Take the listing and give it again exactly, from its first line to its last line.
::: RECORDS TO USE :::
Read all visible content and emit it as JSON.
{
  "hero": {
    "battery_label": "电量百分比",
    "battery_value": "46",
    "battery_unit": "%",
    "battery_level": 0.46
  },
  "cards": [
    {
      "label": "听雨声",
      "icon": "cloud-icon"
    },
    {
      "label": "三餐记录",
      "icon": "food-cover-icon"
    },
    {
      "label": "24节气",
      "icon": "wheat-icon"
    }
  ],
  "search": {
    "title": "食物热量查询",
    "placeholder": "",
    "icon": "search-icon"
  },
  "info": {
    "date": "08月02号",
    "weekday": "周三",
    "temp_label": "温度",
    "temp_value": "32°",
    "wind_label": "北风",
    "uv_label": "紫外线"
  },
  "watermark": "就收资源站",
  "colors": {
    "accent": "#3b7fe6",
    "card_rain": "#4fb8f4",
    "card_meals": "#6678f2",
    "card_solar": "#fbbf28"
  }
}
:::
→ RESULT OF THE TASK:
Read all visible content and emit it as JSON.
{
  "hero": {
    "battery_label": "电量百分比",
    "battery_value": "46",
    "battery_unit": "%",
    "battery_level": 0.46
  },
  "cards": [
    {
      "label": "听雨声",
      "icon": "cloud-icon"
    },
    {
      "label": "三餐记录",
      "icon": "food-cover-icon"
    },
    {
      "label": "24节气",
      "icon": "wheat-icon"
    }
  ],
  "search": {
    "title": "食物热量查询",
    "placeholder": "",
    "icon": "search-icon"
  },
  "info": {
    "date": "08月02号",
    "weekday": "周三",
    "temp_label": "温度",
    "temp_value": "32°",
    "wind_label": "北风",
    "uv_label": "紫外线"
  },
  "watermark": "就收资源站",
  "colors": {
    "accent": "#3b7fe6",
    "card_rain": "#4fb8f4",
    "card_meals": "#6678f2",
    "card_solar": "#fbbf28"
  }
}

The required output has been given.